the makers of idols go in confusion together.


But Israel is saved by the L ord

with everlasting salvation;

you shall not be put to shame or confounded

to all eternity.



For thus says the L ord,

who created the heavens

(he is God!),

who formed the earth and made it

(he established it;

he did not create it a chaos,

he formed it to be inhabited!):

I am the L ord, and there is no other.


I did not speak in secret,

in a land of darkness;

I did not say to the offspring of Jacob,

“Seek me in chaos.”

I the L ord speak the truth,

I declare what is right.


Idols Cannot Save Babylon


Assemble yourselves and come together,

draw near, you survivors of the nations!

They have no knowledge—

those who carry about their wooden idols,

and keep on praying to a god

that cannot save.


Declare and present your case;

let them take counsel together!

Who told this long ago?

Who declared it of old?

Was it not I, the L ord?

There is no other god besides me,

a righteous God and a Savior;

there is no one besides me.



Turn to me and be saved,

all the ends of the earth!

For I am God, and there is no other.


By myself I have sworn,

from my mouth has gone forth in righteousness

a word that shall not return:

“To me every knee shall bow,

every tongue shall swear.”



Only in the L ord, it shall be said of me,

are righteousness and strength;

all who were incensed against him

shall come to him and be ashamed.


In the L ord all the offspring of Israel

shall triumph and glory.


24. Surely in Jehovah. He shews what is the nature of true faith and of the true worship of God; that is, when we not only acknowledge, or perceive by the understanding, that there is a God, but likewise feel what he wishes to be towards us. Whoever shall be satisfied with a bare knowledge departs very widely from faith, which must invite us to God in such a manner that we shall feel him to be in us. In like manner Paul wishes that

“Christ should dwell in the hearts of believers through faith.” (Ephesians 3:17.)

He who imagines that God sits unemployed in heaven either will not humble himself sincerely before him, or will not make an open and sincere profession.

Righteousness and strength. As these are the two principal parts of our salvation, when believers acknowledge that they receive both of them from God, they ascribe to him the undivided praise of a happy life, and testify that by nature they do not possess that which they acknowledge that they owe to his grace. Thus they own that in themselves they have nothing either of “righteousness” or of “strength,” but seek them in God alone, that he may not be defrauded of his right.

To him shall he come. Here commentators differ; but, for my own part, I take a simple view of this passage as relating to believers who submit themselves to God, so as to enable us to perceive the nature of the contrast between them and rebels, who do not cease obstinately to resist God. I explain it thus: “They who shall confess that their righteousness is placed in God will approach to him.” He means that we obtain access to God through faith, so that they who perceive that their righteousness is placed in him, feel that he is present; and indeed no man, if he be not reconciled to God, will ever approach to him willingly, but, on the contrary, all who dread his majesty will fly to the greatest possible distance from him.

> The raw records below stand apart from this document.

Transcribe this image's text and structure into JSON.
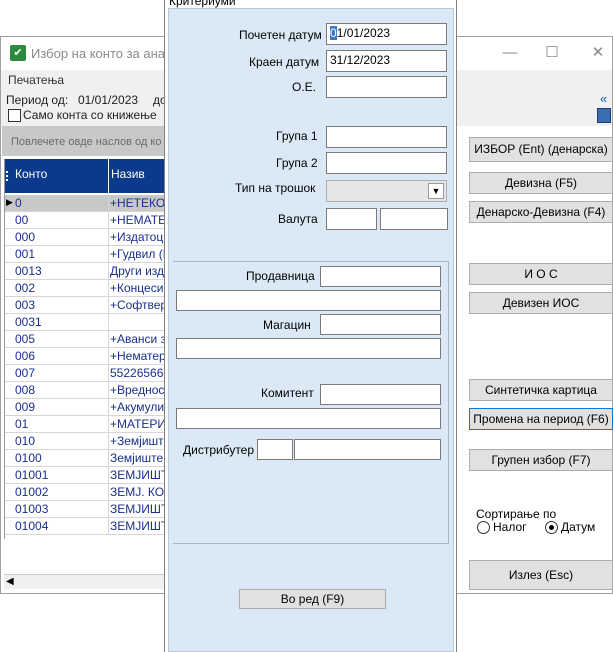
{
  "window": {
    "title": "Избор на конто за анали",
    "menu_print": "Печатења",
    "period_label": "Период од:",
    "period_from": "01/01/2023",
    "period_to_label": "до",
    "only_posted_label": "Само конта со книжење",
    "collapse_glyph": "«",
    "group_hint": "Повлечете овде наслов од ко",
    "printer_icon": "printer-icon"
  },
  "grid": {
    "columns": [
      "Конто",
      "Назив"
    ],
    "rows": [
      {
        "konto": "0",
        "naziv": "+НЕТЕКОВ"
      },
      {
        "konto": "00",
        "naziv": "+НЕМАТЕР"
      },
      {
        "konto": "000",
        "naziv": "+Издатоци"
      },
      {
        "konto": "001",
        "naziv": "+Гудвил (Го"
      },
      {
        "konto": "0013",
        "naziv": "Други изда"
      },
      {
        "konto": "002",
        "naziv": "+Концесии"
      },
      {
        "konto": "003",
        "naziv": "+Софтвер и"
      },
      {
        "konto": "0031",
        "naziv": ""
      },
      {
        "konto": "005",
        "naziv": "+Аванси за"
      },
      {
        "konto": "006",
        "naziv": "+Нематери"
      },
      {
        "konto": "007",
        "naziv": "552265662"
      },
      {
        "konto": "008",
        "naziv": "+Вредносн"
      },
      {
        "konto": "009",
        "naziv": "+Акумулир"
      },
      {
        "konto": "01",
        "naziv": "+МАТЕРИЈ"
      },
      {
        "konto": "010",
        "naziv": "+Земјишта"
      },
      {
        "konto": "0100",
        "naziv": "Земјиште"
      },
      {
        "konto": "01001",
        "naziv": "ЗЕМЈИШТЕ"
      },
      {
        "konto": "01002",
        "naziv": "ЗЕМЈ. КО К"
      },
      {
        "konto": "01003",
        "naziv": "ЗЕМЈИШТЕ"
      },
      {
        "konto": "01004",
        "naziv": "ЗЕМЈИШТЕ"
      }
    ]
  },
  "buttons": {
    "izbor": "ИЗБОР (Ent) (денарска)",
    "devizna": "Девизна (F5)",
    "denarsko_devizna": "Денарско-Девизна (F4)",
    "ios": "И О С",
    "deviza_ios": "Девизен ИОС",
    "sintetichka": "Синтетичка картица",
    "promena_period": "Промена на период (F6)",
    "grupen_izbor": "Групен избор (F7)",
    "izlez": "Излез (Esc)"
  },
  "sort": {
    "label": "Сортирање по",
    "options": [
      "Налог",
      "Датум"
    ],
    "selected": "Датум"
  },
  "dialog": {
    "title": "Критериуми",
    "start_date_label": "Почетен датум",
    "start_date_value": "01/01/2023",
    "end_date_label": "Краен датум",
    "end_date_value": "31/12/2023",
    "oe_label": "О.Е.",
    "group1_label": "Група 1",
    "group2_label": "Група 2",
    "cost_type_label": "Тип на трошок",
    "currency_label": "Валута",
    "store_label": "Продавница",
    "warehouse_label": "Магацин",
    "client_label": "Комитент",
    "distributor_label": "Дистрибутер",
    "ok_button": "Во ред  (F9)"
  }
}
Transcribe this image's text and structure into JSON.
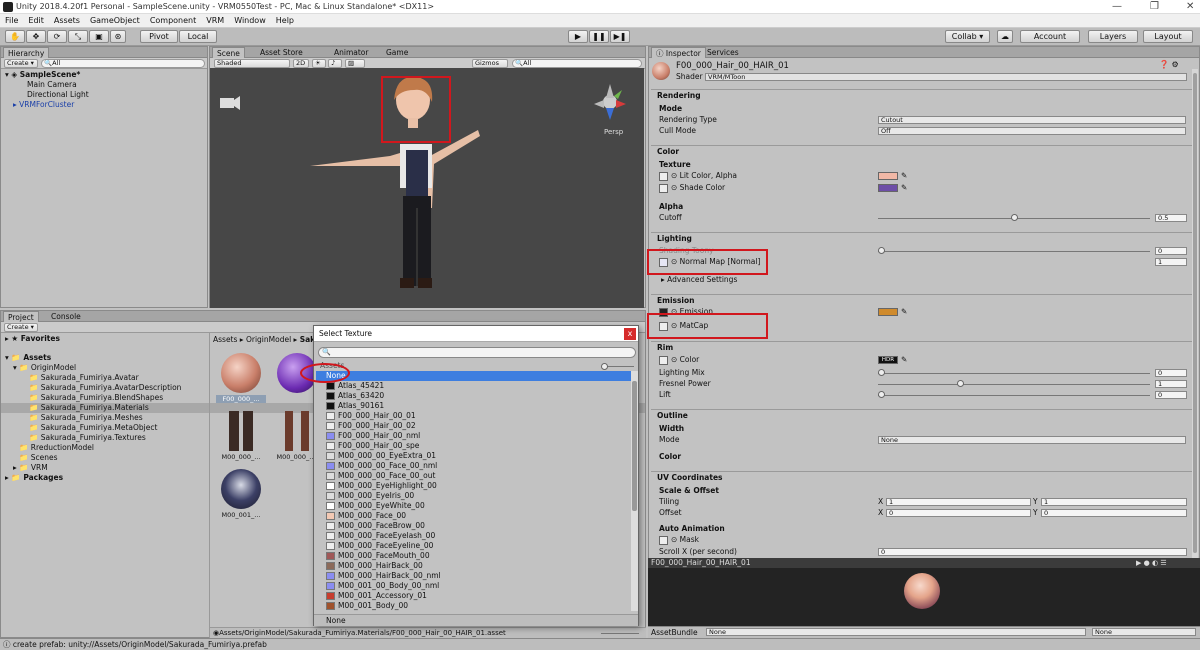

Thus the Prophet applauds the very delightful result of grace, because it will unite to God those men who were formerly driven away from him by their wickedness; and to this corresponds what is said by the Psalmist,

“Thou art the God that heareth prayer; to thee shall all flesh come.” (Psalm 65:2.)

But all who defy him shall be ashamed. After having testified that God wishes to gather strangers from their dispersion, that he may bring them into a state of intimate friendship with himself, he threatens vengeance against despisers, who, being without God, and despising God, give the reins to their wicked passions, and wallow in the enjoyments of the world. As it is only by faith that we obey God, so it is by unbelief alone that Isaiah declares his anger to be provoked; while he distinguishes all unbelievers by this mark, that they are disobedient to God, and even challenge him to a contest. Although they now use the language of triumph, the Prophet declares that they shall be clothed with shame and disgrace.

VIEWNAME is study